The state of Texas is currently facing an impasse over property taxes, with lawmakers in a special session struggling to reach an agreement on a bill that Governor Greg Abbott would be willing to sign. However, there are indications that Abbott may have softened his stance on the issue, opening up the possibility of broader legislation.
Property Taxes Impasse In Texas
The Texas Tribune reported that Abbott had initially insisted that lawmakers focus solely on a method of property tax relief known as compression, which involves sending state funds to school districts to help lower their tax rates. However, he has now been encouraging the House and Senate to find a compromise that can reach his desk, indicating a potential shift in his position.
This change has been welcomed by the Senate, which has consistently pushed for an increase in the homestead exemption as a direct means of assisting homeowners. In the House, Abbott’s comments have sparked renewed discussions about tightening appraisal caps, which was the preferred approach during the regular session.
Abbott has stressed the need for collaboration between the House and Senate, emphasizing that legislation can only reach his desk if both chambers work together. Lawmakers are currently halfway through the 30-day special session, which has experienced gridlock since its early days.
The House swiftly passed Abbott’s preferred property tax legislation but then left town, while the Senate remained in session and pushed for an increase in the homestead exemption, leading to a public disagreement between Abbott and Lt. Gov. Dan Patrick.
Property Taxes Impasse
Although Abbott continues to promote the idea of sending money to school districts for lowering tax rates, he has not ruled out signing a property-tax package that includes an increase in the homestead exemption. This gives Patrick hope that a compromise can still be reached.
As discussions continue, House Republicans are considering various possibilities for a compromise. Freshmen GOP members have expressed support for a combination of compression, an increase in the homestead exemption, and reining in appraisal caps.
However, different proposals from the House Freedom Caucus have caused divisions among House Republicans, highlighting the challenges of finding consensus.
Abbott has expressed optimism about the negotiations, but he has also warned that the legislature will remain focused on the issue until a solution is reached. He has indicated a willingness to call additional special sessions if necessary to address the impasse.

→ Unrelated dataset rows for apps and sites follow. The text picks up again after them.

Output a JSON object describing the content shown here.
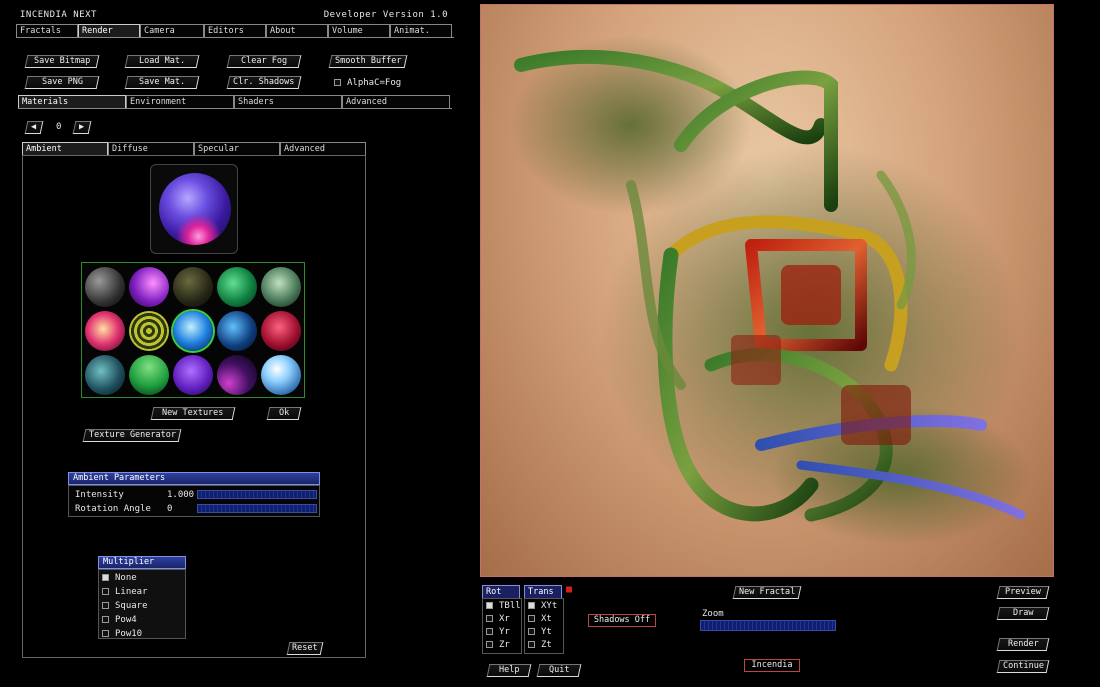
{
  "app": {
    "title": "INCENDIA NEXT",
    "version": "Developer Version 1.0"
  },
  "main_tabs": [
    "Fractals",
    "Render",
    "Camera",
    "Editors",
    "About",
    "Volume",
    "Animat."
  ],
  "toolbar": {
    "save_bitmap": "Save Bitmap",
    "load_mat": "Load Mat.",
    "clear_fog": "Clear Fog",
    "smooth_buffer": "Smooth Buffer",
    "save_png": "Save PNG",
    "save_mat": "Save Mat.",
    "clr_shadows": "Clr. Shadows",
    "alpha_fog": "AlphaC=Fog"
  },
  "sub_tabs": [
    "Materials",
    "Environment",
    "Shaders",
    "Advanced"
  ],
  "material_index": "0",
  "material_tabs": [
    "Ambient",
    "Diffuse",
    "Specular",
    "Advanced"
  ],
  "texture_buttons": {
    "new_textures": "New Textures",
    "ok": "Ok",
    "texture_generator": "Texture Generator"
  },
  "ambient_params": {
    "header": "Ambient Parameters",
    "intensity_label": "Intensity",
    "intensity_value": "1.000",
    "rotation_label": "Rotation Angle",
    "rotation_value": "0"
  },
  "multiplier": {
    "header": "Multiplier",
    "options": [
      "None",
      "Linear",
      "Square",
      "Pow4",
      "Pow10"
    ],
    "selected": "None"
  },
  "reset_label": "Reset",
  "bottom": {
    "rot_tab": "Rot",
    "trans_tab": "Trans",
    "rot_options": [
      "TBll",
      "Xr",
      "Yr",
      "Zr"
    ],
    "trans_options": [
      "XYt",
      "Xt",
      "Yt",
      "Zt"
    ],
    "shadows_off": "Shadows Off",
    "new_fractal": "New Fractal",
    "zoom_label": "Zoom",
    "incendia": "Incendia",
    "help": "Help",
    "quit": "Quit",
    "preview": "Preview",
    "draw": "Draw",
    "render": "Render",
    "continue": "Continue"
  },
  "colors": {
    "accent_blue": "#3040a0",
    "render_border": "#c76e6e",
    "lock_red": "#d02020"
  }
}
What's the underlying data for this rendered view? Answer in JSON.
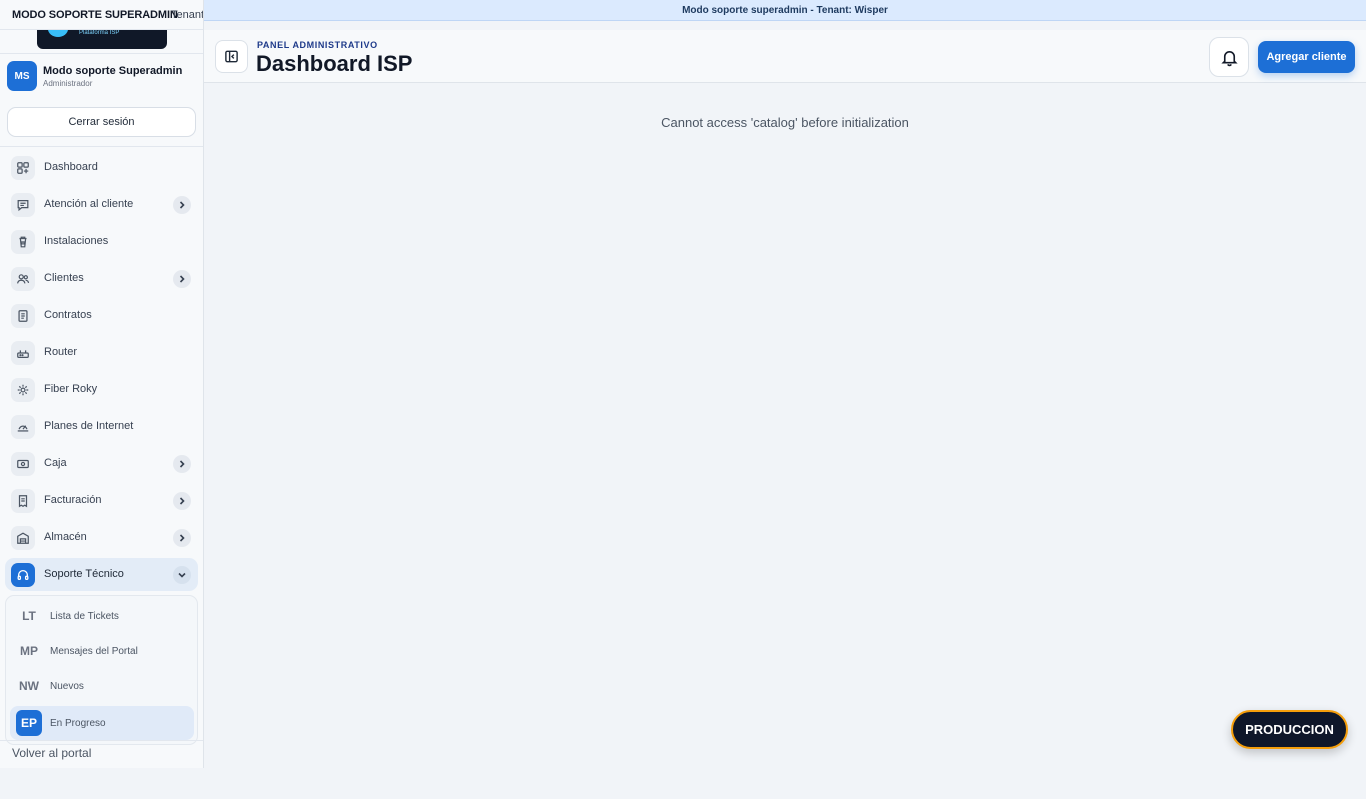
{
  "banner": {
    "text": "Modo soporte superadmin - Tenant: Wisper"
  },
  "sidebar": {
    "mode_label": "MODO SOPORTE SUPERADMIN",
    "tenant_label": "Tenant",
    "logo_text": "Plataforma ISP",
    "user": {
      "initials": "MS",
      "name": "Modo soporte Superadmin",
      "role": "Administrador"
    },
    "logout_label": "Cerrar sesión",
    "items": [
      {
        "label": "Dashboard",
        "icon": "dashboard-icon",
        "has_children": false
      },
      {
        "label": "Atención al cliente",
        "icon": "chat-icon",
        "has_children": true
      },
      {
        "label": "Instalaciones",
        "icon": "install-icon",
        "has_children": false
      },
      {
        "label": "Clientes",
        "icon": "users-icon",
        "has_children": true
      },
      {
        "label": "Contratos",
        "icon": "document-icon",
        "has_children": false
      },
      {
        "label": "Router",
        "icon": "router-icon",
        "has_children": false
      },
      {
        "label": "Fiber Roky",
        "icon": "sparkle-icon",
        "has_children": false
      },
      {
        "label": "Planes de Internet",
        "icon": "speed-icon",
        "has_children": false
      },
      {
        "label": "Caja",
        "icon": "cash-icon",
        "has_children": true
      },
      {
        "label": "Facturación",
        "icon": "invoice-icon",
        "has_children": true
      },
      {
        "label": "Almacén",
        "icon": "warehouse-icon",
        "has_children": true
      },
      {
        "label": "Soporte Técnico",
        "icon": "headset-icon",
        "has_children": true,
        "expanded": true
      }
    ],
    "submenu": [
      {
        "abbr": "LT",
        "label": "Lista de Tickets"
      },
      {
        "abbr": "MP",
        "label": "Mensajes del Portal"
      },
      {
        "abbr": "NW",
        "label": "Nuevos"
      },
      {
        "abbr": "EP",
        "label": "En Progreso",
        "active": true
      }
    ],
    "back_label": "Volver al portal"
  },
  "header": {
    "kicker": "PANEL ADMINISTRATIVO",
    "title": "Dashboard ISP",
    "add_button": "Agregar cliente"
  },
  "main": {
    "error": "Cannot access 'catalog' before initialization"
  },
  "env_badge": "PRODUCCION",
  "colors": {
    "accent": "#1d6fd6",
    "banner_bg": "#dbeafe",
    "badge_border": "#f59e0b",
    "badge_bg": "#0f172a"
  }
}
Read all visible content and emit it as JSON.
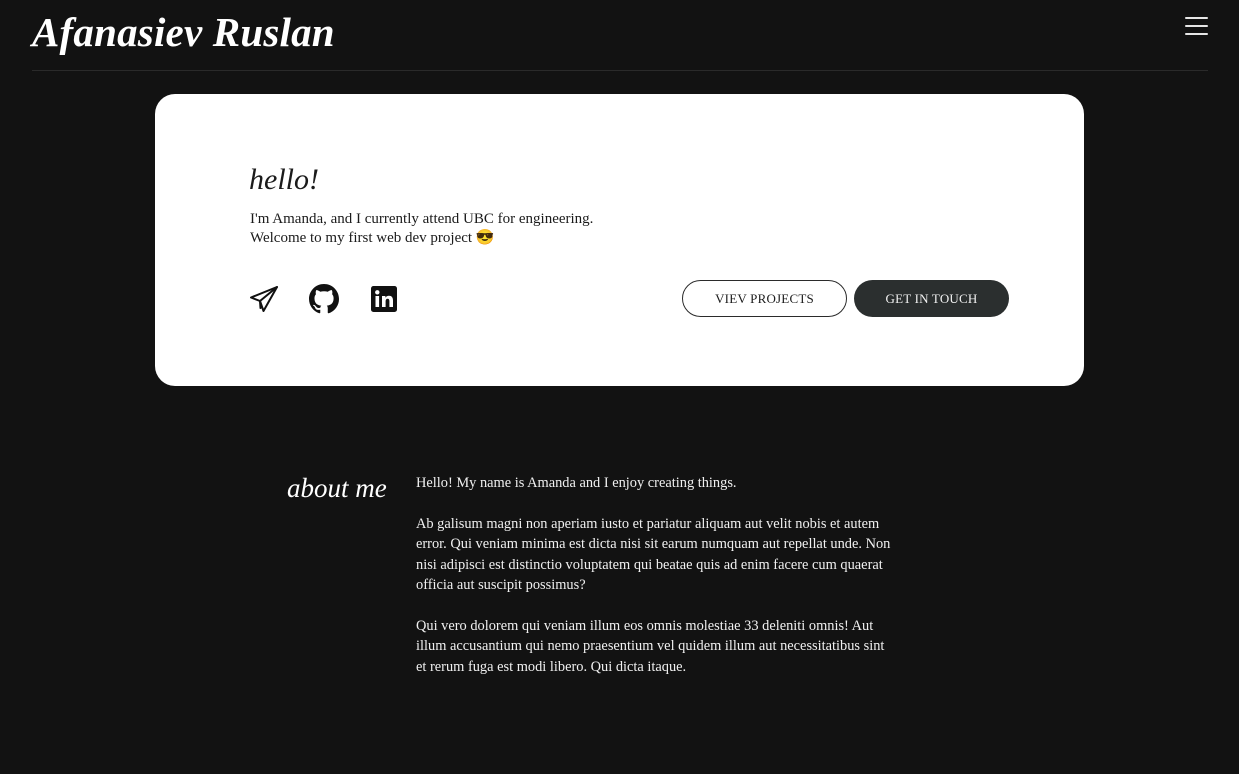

The property tax impasse in Texas remains a key issue in the current special session, and lawmakers must find common ground and reach a resolution. The coming weeks will be critical in determining whether a compromise can be achieved and whether property tax relief can be implemented in the state.